French philosopher Abbé de Condillac produced perhaps the most original contributions to eighteenth-century economics. His conclusions as to the desirability of removing barriers to free trade and of competitive market economies mirrored Smith’s, published three months later.
Commerce and Government has been called “one of the most sustained defenses of economic liberty in the eighteenth century.” In Condillac’s own words, to eliminate the abuses and injustices of government it is necessary “to give trade full, complete, and permanent freedom.” Shelagh and Walter Eltis, editors of the volume, write, “English language readers who come upon Commerce and Government for the first time will find…that the case for competitive market economics has rarely been presented more powerfully and that there is continuing relevance in Condillac’s account of the difficulties that those who seek to liberalize economies still encounter.”
Shelagh M. Eltis is a historian and graduate of Somerville College, Oxford, U.K.
Walter Eltis is an Emeritus Fellow of Exeter College, Oxford, and Visiting Professor of Economics at the University of Reading, U.K.
February 2008 | 6 x 9 | 355 pages

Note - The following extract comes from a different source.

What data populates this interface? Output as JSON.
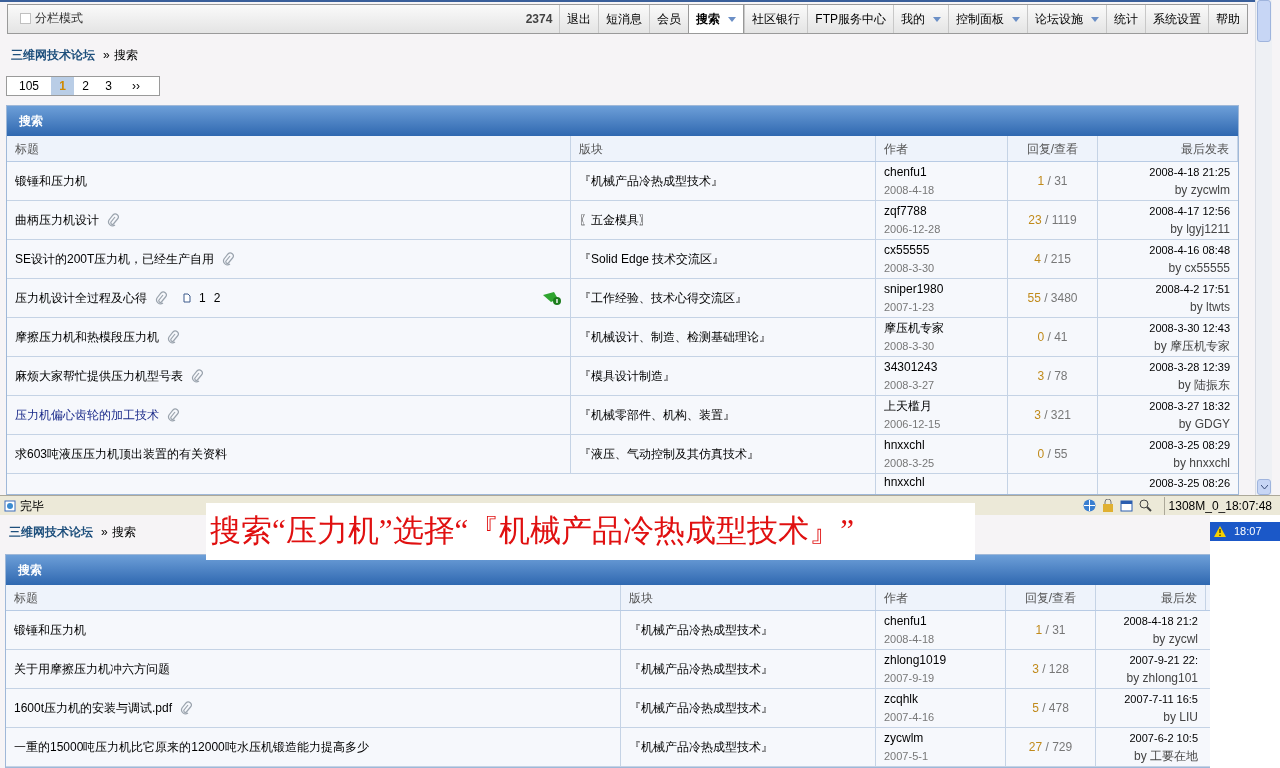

Preface, introduction to his life and contributions to economics, bibliography, index.